Ritz Carlton HMB

We chose the Ritz Carlton in Half Moon Bay in lieu of the Hawaii trip we had hoped to take.  A fine choice, especially since we’ve barely left the room.  Our friends contributed generously to our Hawaii fund, a last-hurrah for our marriage I suppose…  This was just as romantic and much easier to get to.  Many thanks to the folks who have helped us have this time together, either through funds or watching the dogs – you have given us a great gift.

Jay has taught me to love hotel rooms.  This one is average in size, with more of a view of the golf course than the ocean, but has a deep, wonderful bath and a fire pit on the small veranda outside of our sliding glass door.  Inside this room I am content.  Our drama has paused.  We are here, now.  Cancer is too, but to no great effect – as long as I linger over our minutes and hours like days and months.  This morning we listened to men, like giant babies, have temper tantrums on the course.  What exactly are they cussing about?  Across the service road, within earshot, we inhabit different worlds.  Good.

Having drinks this evening, downstairs in what used to be the “high tea” room, our conversation shifted to the memorial service.  What will cremation cost?  We’ve already asked our friend Tony to say the eulogy…  who could speak other than that?  We should call Hospice tomorrow and get that started…  I feel us segueing rapidly back into real-time and head back to the room.  Time is slow in room 435.  I cry on Jay’s good shoulder, we sit outside under the stars listening to the surf, he takes more pain meds, yet another bubble bath and things slow down again.  Much better.

Jay’s pot cookie is kicking in and he’s ordered room service.  We are in our lovely cocoon, listening to African music on my phone.  Tomorrow we head back to our lives, collecting our kids from school and his sister from the airport, but until then our lives are in slow motion.  I will imprint his touch on my hand.  I will remember how he comforts me now and store it away for another time.  We will shoulder the weight of all of this together – joy, grief, fear, anticipation, loss – until it is just me.  I have never been so heartbroken and never felt so blessed.

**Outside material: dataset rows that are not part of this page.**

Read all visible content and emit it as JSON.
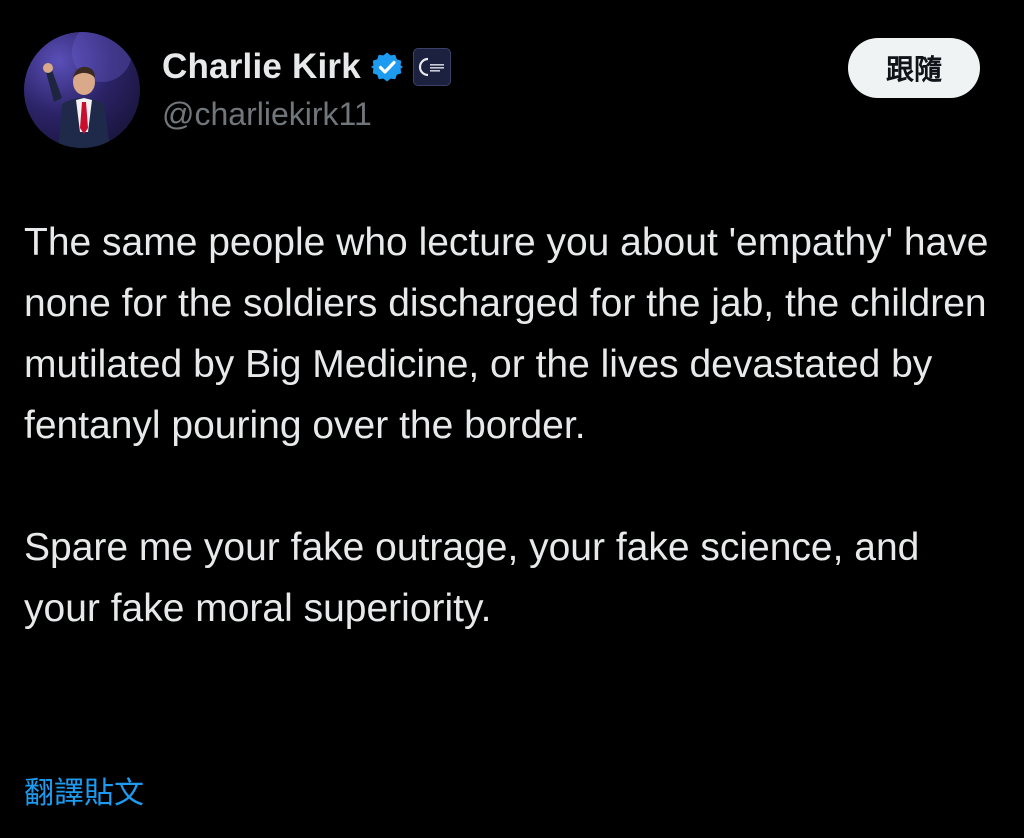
{
  "post": {
    "author": {
      "display_name": "Charlie Kirk",
      "handle": "@charliekirk11",
      "verified_icon": "verified-badge-icon",
      "affiliate_icon": "organization-affiliate-icon"
    },
    "follow_label": "跟隨",
    "paragraphs": [
      "The same people who lecture you about 'empathy' have none for the soldiers discharged for the jab, the children mutilated by Big Medicine, or the lives devastated by fentanyl pouring over the border.",
      "Spare me your fake outrage, your fake science, and your fake moral superiority."
    ],
    "translate_label": "翻譯貼文"
  },
  "colors": {
    "background": "#000000",
    "text_primary": "#e7e9ea",
    "text_secondary": "#71767b",
    "link": "#1d9bf0",
    "verified": "#1d9bf0",
    "button_bg": "#eff3f4"
  }
}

This afternoon I read to Jay from Ecclesiastes:  “There is nothing better for a man than he should eat and drink, and that he should make his soul enjoy good in his labour.  This also I saw, that is was from the hand of God.”

Carpe Diem, ya’ll.  This time is a gift.